Exercise aim —
Find every line of the listing below where "hint" appears, and copy it.

Material provided —
▼
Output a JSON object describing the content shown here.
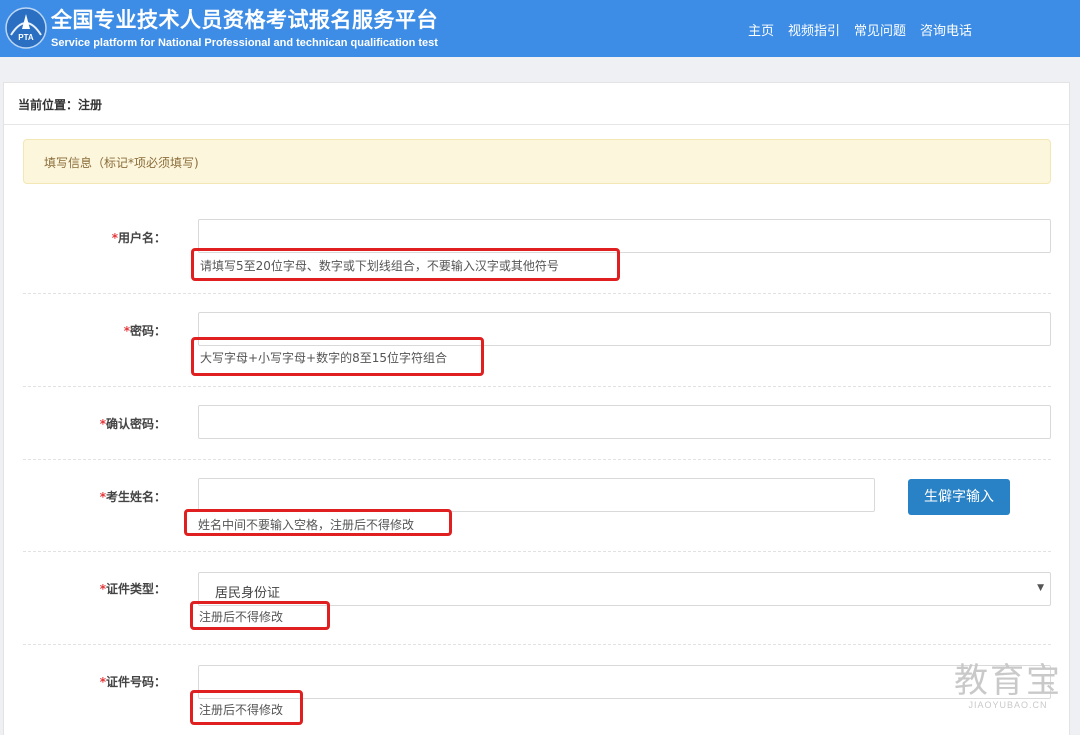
{
  "header": {
    "title": "全国专业技术人员资格考试报名服务平台",
    "subtitle": "Service platform for National Professional and technican qualification test",
    "logo_text": "PTA",
    "nav": [
      "主页",
      "视频指引",
      "常见问题",
      "咨询电话"
    ]
  },
  "breadcrumb": "当前位置：注册",
  "alert": "填写信息（标记*项必须填写)",
  "form": {
    "required_mark": "*",
    "username": {
      "label": "用户名：",
      "value": "",
      "hint": "请填写5至20位字母、数字或下划线组合，不要输入汉字或其他符号"
    },
    "password": {
      "label": "密码：",
      "value": "",
      "hint": "大写字母+小写字母+数字的8至15位字符组合"
    },
    "confirm_password": {
      "label": "确认密码：",
      "value": ""
    },
    "name": {
      "label": "考生姓名：",
      "value": "",
      "hint": "姓名中间不要输入空格，注册后不得修改",
      "button": "生僻字输入"
    },
    "id_type": {
      "label": "证件类型：",
      "selected": "居民身份证",
      "hint": "注册后不得修改"
    },
    "id_number": {
      "label": "证件号码：",
      "value": "",
      "hint": "注册后不得修改"
    }
  },
  "watermark": {
    "main": "教育宝",
    "sub": "JIAOYUBAO.CN"
  },
  "colors": {
    "header": "#3d8de6",
    "alert_bg": "#fcf6dc",
    "alert_text": "#8a6d3b",
    "highlight": "#e02020",
    "button": "#2a82c6"
  }
}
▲
The completed task —
      "hint": "请填写5至20位字母、数字或下划线组合，不要输入汉字或其他符号"
      "hint": "大写字母+小写字母+数字的8至15位字符组合"
      "hint": "姓名中间不要输入空格，注册后不得修改",
      "hint": "注册后不得修改"
      "hint": "注册后不得修改"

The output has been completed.